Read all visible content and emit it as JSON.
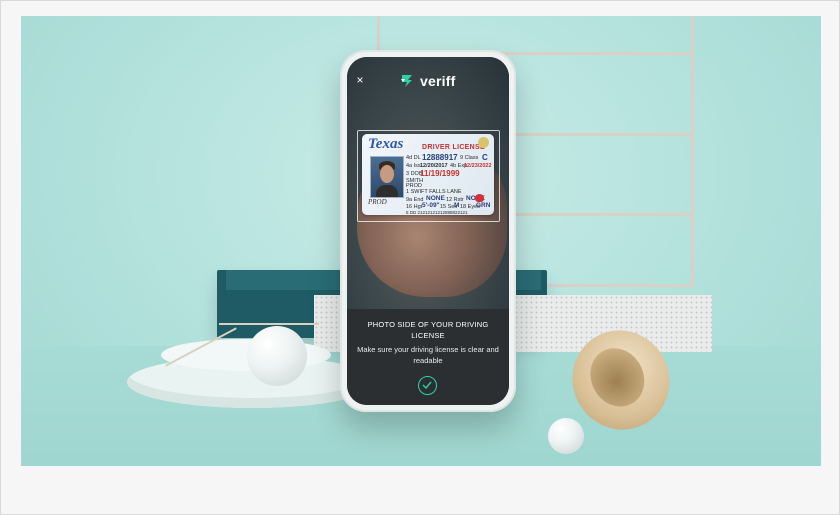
{
  "app": {
    "brand_name": "veriff",
    "close_glyph": "×",
    "icons": [
      "close-icon",
      "veriff-logo-icon",
      "check-circle-icon"
    ],
    "accent_color": "#30d0a7"
  },
  "id_card": {
    "state": "Texas",
    "type": "DRIVER LICENSE",
    "number_label": "4d DL",
    "number": "12888917",
    "class_label": "9 Class",
    "class_value": "C",
    "issued_label": "4a Iss",
    "issued": "12/20/2017",
    "expires_label": "4b Exp",
    "expires": "12/23/2022",
    "dob_label": "3 DOB",
    "dob": "11/19/1999",
    "name_last": "SMITH",
    "name_first": "PROD",
    "address": "1 SWIFT FALLS LANE",
    "endorsements_label": "9a End",
    "endorsements": "NONE",
    "restrictions_label": "12 Rstr",
    "restrictions": "NONE",
    "height_label": "16 Hgt",
    "height": "5'-09\"",
    "sex_label": "15 Sex",
    "sex": "M",
    "eyes_label": "18 Eyes",
    "eyes": "GRN",
    "dd": "5 DD 21212121212888822121"
  },
  "instructions": {
    "title": "PHOTO SIDE OF YOUR DRIVING LICENSE",
    "subtitle": "Make sure your driving license is clear and readable"
  }
}
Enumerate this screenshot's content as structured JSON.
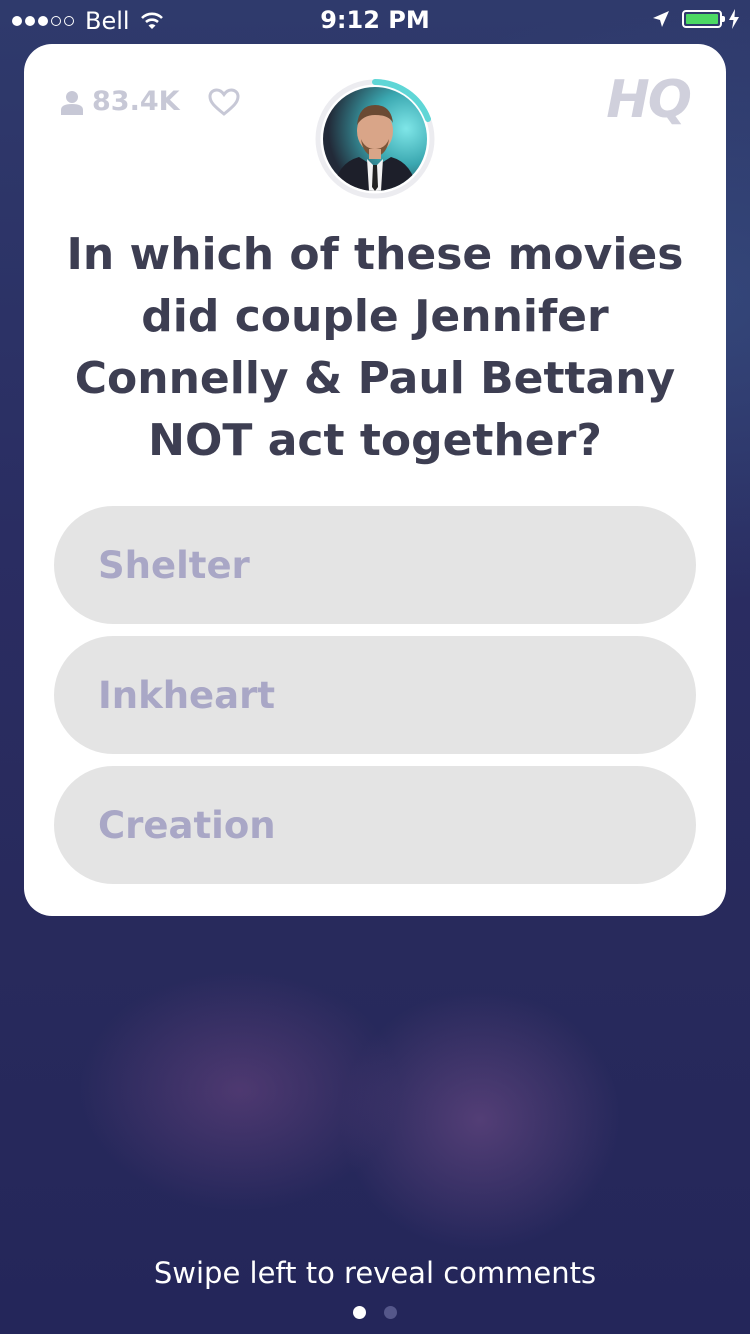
{
  "status_bar": {
    "carrier": "Bell",
    "time": "9:12 PM",
    "signal_bars_filled": 3,
    "signal_bars_total": 5,
    "battery_level": 1.0,
    "battery_color": "#4cd964"
  },
  "header": {
    "viewer_count": "83.4K",
    "viewer_icon": "person-icon",
    "like_icon": "heart-icon",
    "logo_text": "HQ",
    "host_avatar": "host-avatar",
    "timer_color": "#5fd6d6"
  },
  "question": {
    "text": "In which of these movies did couple Jennifer Connelly & Paul Bettany NOT act together?"
  },
  "answers": [
    {
      "label": "Shelter"
    },
    {
      "label": "Inkheart"
    },
    {
      "label": "Creation"
    }
  ],
  "footer": {
    "hint": "Swipe left to reveal comments",
    "page_index": 1,
    "page_count": 2
  },
  "colors": {
    "card_bg": "#ffffff",
    "answer_bg": "#e4e4e4",
    "answer_text": "#a9a7c6",
    "question_text": "#3d3e52"
  }
}
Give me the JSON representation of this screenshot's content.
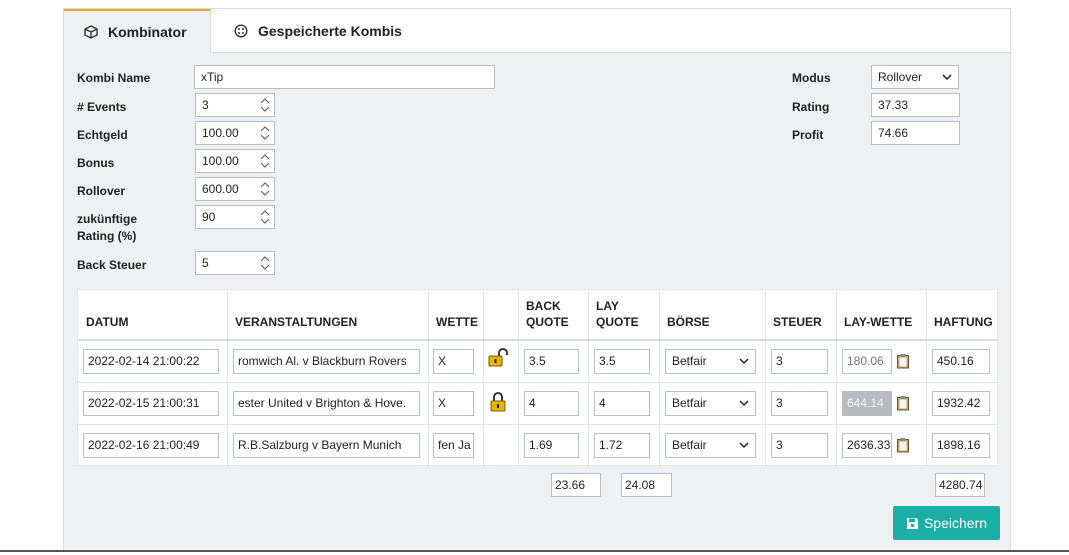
{
  "tabs": [
    {
      "label": "Kombinator",
      "active": true,
      "icon": "cube-icon"
    },
    {
      "label": "Gespeicherte Kombis",
      "active": false,
      "icon": "dice-icon"
    }
  ],
  "form": {
    "kombi_name_label": "Kombi Name",
    "kombi_name_value": "xTip",
    "events_label": "# Events",
    "events_value": "3",
    "echtgeld_label": "Echtgeld",
    "echtgeld_value": "100.00",
    "bonus_label": "Bonus",
    "bonus_value": "100.00",
    "rollover_label": "Rollover",
    "rollover_value": "600.00",
    "rating_future_label_1": "zukünftige",
    "rating_future_label_2": "Rating (%)",
    "rating_future_value": "90",
    "back_steuer_label": "Back Steuer",
    "back_steuer_value": "5"
  },
  "right_form": {
    "modus_label": "Modus",
    "modus_value": "Rollover",
    "rating_label": "Rating",
    "rating_value": "37.33",
    "profit_label": "Profit",
    "profit_value": "74.66"
  },
  "table": {
    "headers": {
      "datum": "DATUM",
      "veranstaltungen": "VERANSTALTUNGEN",
      "wette": "WETTE",
      "back_1": "BACK",
      "back_2": "QUOTE",
      "lay_1": "LAY",
      "lay_2": "QUOTE",
      "boerse": "BÖRSE",
      "steuer": "STEUER",
      "lay_wette": "LAY-WETTE",
      "haftung": "HAFTUNG"
    },
    "rows": [
      {
        "datum": "2022-02-14 21:00:22",
        "event": "romwich Al. v Blackburn Rovers",
        "wette": "X",
        "lock": "unlocked",
        "back": "3.5",
        "lay": "3.5",
        "boerse": "Betfair",
        "steuer": "3",
        "lay_wette": "180.06",
        "haftung": "450.16"
      },
      {
        "datum": "2022-02-15 21:00:31",
        "event": "ester United v Brighton & Hove.",
        "wette": "X",
        "lock": "locked",
        "back": "4",
        "lay": "4",
        "boerse": "Betfair",
        "steuer": "3",
        "lay_wette": "644.14",
        "haftung": "1932.42"
      },
      {
        "datum": "2022-02-16 21:00:49",
        "event": "R.B.Salzburg v Bayern Munich",
        "wette": "fen Ja",
        "lock": "none",
        "back": "1.69",
        "lay": "1.72",
        "boerse": "Betfair",
        "steuer": "3",
        "lay_wette": "2636.33",
        "haftung": "1898.16"
      }
    ],
    "totals": {
      "back": "23.66",
      "lay": "24.08",
      "haftung": "4280.74"
    }
  },
  "save_button": {
    "label": "Speichern",
    "icon": "floppy-icon",
    "color": "#1aaea4"
  },
  "colors": {
    "accent_tab": "#e5a92a",
    "lock_gold": "#e8b600"
  }
}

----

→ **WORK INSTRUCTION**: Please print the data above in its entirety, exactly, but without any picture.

→ **SOLUTION TO THIS EXERCISE**:
Read all visible content and emit it as JSON.
{
  "app": {
    "brand_name": "veriff",
    "close_glyph": "×",
    "icons": [
      "close-icon",
      "veriff-logo-icon",
      "check-circle-icon"
    ],
    "accent_color": "#30d0a7"
  },
  "id_card": {
    "state": "Texas",
    "type": "DRIVER LICENSE",
    "number_label": "4d DL",
    "number": "12888917",
    "class_label": "9 Class",
    "class_value": "C",
    "issued_label": "4a Iss",
    "issued": "12/20/2017",
    "expires_label": "4b Exp",
    "expires": "12/23/2022",
    "dob_label": "3 DOB",
    "dob": "11/19/1999",
    "name_last": "SMITH",
    "name_first": "PROD",
    "address": "1 SWIFT FALLS LANE",
    "endorsements_label": "9a End",
    "endorsements": "NONE",
    "restrictions_label": "12 Rstr",
    "restrictions": "NONE",
    "height_label": "16 Hgt",
    "height": "5'-09\"",
    "sex_label": "15 Sex",
    "sex": "M",
    "eyes_label": "18 Eyes",
    "eyes": "GRN",
    "dd": "5 DD 21212121212888822121"
  },
  "instructions": {
    "title": "PHOTO SIDE OF YOUR DRIVING LICENSE",
    "subtitle": "Make sure your driving license is clear and readable"
  }
}
Enumerate this screenshot's content as structured JSON.
{
  "status_bar": {
    "carrier": "Bell",
    "time": "9:12 PM",
    "signal_bars_filled": 3,
    "signal_bars_total": 5,
    "battery_level": 1.0,
    "battery_color": "#4cd964"
  },
  "header": {
    "viewer_count": "83.4K",
    "viewer_icon": "person-icon",
    "like_icon": "heart-icon",
    "logo_text": "HQ",
    "host_avatar": "host-avatar",
    "timer_color": "#5fd6d6"
  },
  "question": {
    "text": "In which of these movies did couple Jennifer Connelly & Paul Bettany NOT act together?"
  },
  "answers": [
    {
      "label": "Shelter"
    },
    {
      "label": "Inkheart"
    },
    {
      "label": "Creation"
    }
  ],
  "footer": {
    "hint": "Swipe left to reveal comments",
    "page_index": 1,
    "page_count": 2
  },
  "colors": {
    "card_bg": "#ffffff",
    "answer_bg": "#e4e4e4",
    "answer_text": "#a9a7c6",
    "question_text": "#3d3e52"
  }
}
Give me the JSON representation of this screenshot's content.
{
  "tabs": [
    {
      "label": "Kombinator",
      "active": true,
      "icon": "cube-icon"
    },
    {
      "label": "Gespeicherte Kombis",
      "active": false,
      "icon": "dice-icon"
    }
  ],
  "form": {
    "kombi_name_label": "Kombi Name",
    "kombi_name_value": "xTip",
    "events_label": "# Events",
    "events_value": "3",
    "echtgeld_label": "Echtgeld",
    "echtgeld_value": "100.00",
    "bonus_label": "Bonus",
    "bonus_value": "100.00",
    "rollover_label": "Rollover",
    "rollover_value": "600.00",
    "rating_future_label_1": "zukünftige",
    "rating_future_label_2": "Rating (%)",
    "rating_future_value": "90",
    "back_steuer_label": "Back Steuer",
    "back_steuer_value": "5"
  },
  "right_form": {
    "modus_label": "Modus",
    "modus_value": "Rollover",
    "rating_label": "Rating",
    "rating_value": "37.33",
    "profit_label": "Profit",
    "profit_value": "74.66"
  },
  "table": {
    "headers": {
      "datum": "DATUM",
      "veranstaltungen": "VERANSTALTUNGEN",
      "wette": "WETTE",
      "back_1": "BACK",
      "back_2": "QUOTE",
      "lay_1": "LAY",
      "lay_2": "QUOTE",
      "boerse": "BÖRSE",
      "steuer": "STEUER",
      "lay_wette": "LAY-WETTE",
      "haftung": "HAFTUNG"
    },
    "rows": [
      {
        "datum": "2022-02-14 21:00:22",
        "event": "romwich Al. v Blackburn Rovers",
        "wette": "X",
        "lock": "unlocked",
        "back": "3.5",
        "lay": "3.5",
        "boerse": "Betfair",
        "steuer": "3",
        "lay_wette": "180.06",
        "haftung": "450.16"
      },
      {
        "datum": "2022-02-15 21:00:31",
        "event": "ester United v Brighton & Hove.",
        "wette": "X",
        "lock": "locked",
        "back": "4",
        "lay": "4",
        "boerse": "Betfair",
        "steuer": "3",
        "lay_wette": "644.14",
        "haftung": "1932.42"
      },
      {
        "datum": "2022-02-16 21:00:49",
        "event": "R.B.Salzburg v Bayern Munich",
        "wette": "fen Ja",
        "lock": "none",
        "back": "1.69",
        "lay": "1.72",
        "boerse": "Betfair",
        "steuer": "3",
        "lay_wette": "2636.33",
        "haftung": "1898.16"
      }
    ],
    "totals": {
      "back": "23.66",
      "lay": "24.08",
      "haftung": "4280.74"
    }
  },
  "save_button": {
    "label": "Speichern",
    "icon": "floppy-icon",
    "color": "#1aaea4"
  },
  "colors": {
    "accent_tab": "#e5a92a",
    "lock_gold": "#e8b600"
  }
}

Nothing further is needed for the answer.